Citing PatentFiling datePublication dateApplicantTitle
US3413096 *Dec 23, 1965Nov 26, 1968Universal Oil Prod CoConverter-muffler
US3434806 *Mar 8, 1965Mar 25, 1969Burgess Products Co LtdCatalytic muffler
US4038034 *Apr 7, 1976Jul 26, 1977Nissan Motor Co., Ltd.Air-fuel ratio sensing device for internal combustion engine
US4302426 *Jul 9, 1979Nov 24, 1981Regenerative Environmental Equipment Co., Inc.Thermal regeneration outlet by-pass system
US5008091 *Nov 29, 1988Apr 16, 1991Governors Of The University Of AlbertaMethod for purifying air

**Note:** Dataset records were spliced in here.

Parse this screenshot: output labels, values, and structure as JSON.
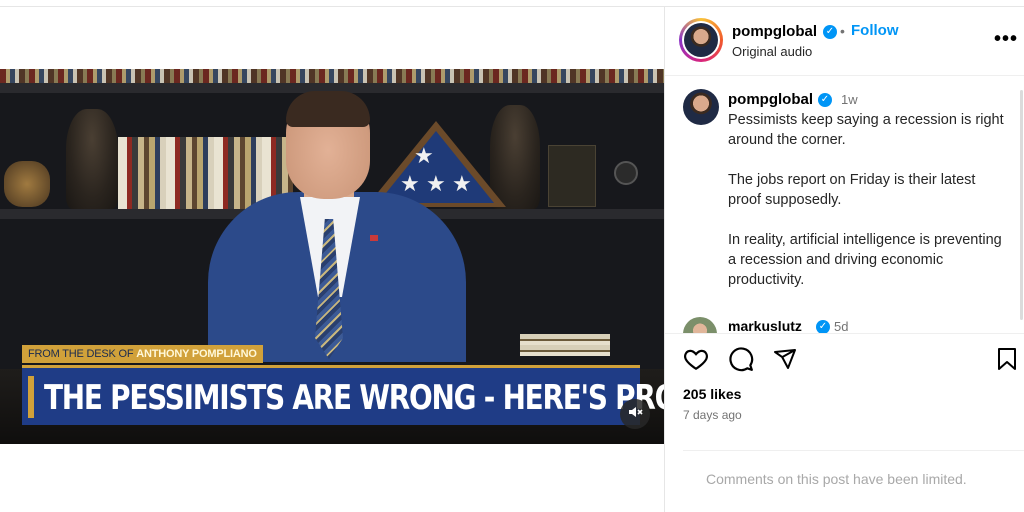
{
  "video": {
    "banner_kicker_prefix": "FROM THE DESK OF",
    "banner_kicker_name": "ANTHONY POMPLIANO",
    "banner_title": "THE PESSIMISTS ARE WRONG - HERE'S PROOF.",
    "mute_icon": "speaker-muted-icon"
  },
  "header": {
    "username": "pompglobal",
    "follow_label": "Follow",
    "audio_label": "Original audio",
    "more_label": "•••"
  },
  "caption": {
    "username": "pompglobal",
    "time": "1w",
    "paragraphs": [
      "Pessimists keep saying a recession is right around the corner.",
      "The jobs report on Friday is their latest proof supposedly.",
      "In reality, artificial intelligence is preventing a recession and driving economic productivity."
    ]
  },
  "comment": {
    "username": "markuslutz",
    "time": "5d"
  },
  "actions": {
    "icons": [
      "heart-icon",
      "comment-icon",
      "share-icon",
      "bookmark-icon"
    ]
  },
  "stats": {
    "likes": "205 likes",
    "posted": "7 days ago"
  },
  "comments_limited": "Comments on this post have been limited.",
  "colors": {
    "accent": "#0095f6",
    "banner_blue": "#1f3c86",
    "banner_gold": "#d1a13a"
  }
}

WO1985002785A1 *Dec 27, 1983Jul 4, 1985Ford Werke AgRegenerative filter trap system with apparatus for diverting the exhaust gas flow
WO1990005577A1 *Nov 22, 1989May 31, 1990Pawan Kumar BassiMethod and apparatus for purifying air
Classifications
U.S. Classification422/173, 422/115, 60/288, 60/320, 422/607
International ClassificationF01N3/20
Cooperative ClassificationF01N2230/04, F01N2470/02, F01N3/2053, F01N2330/02
European ClassificationF01N3/20C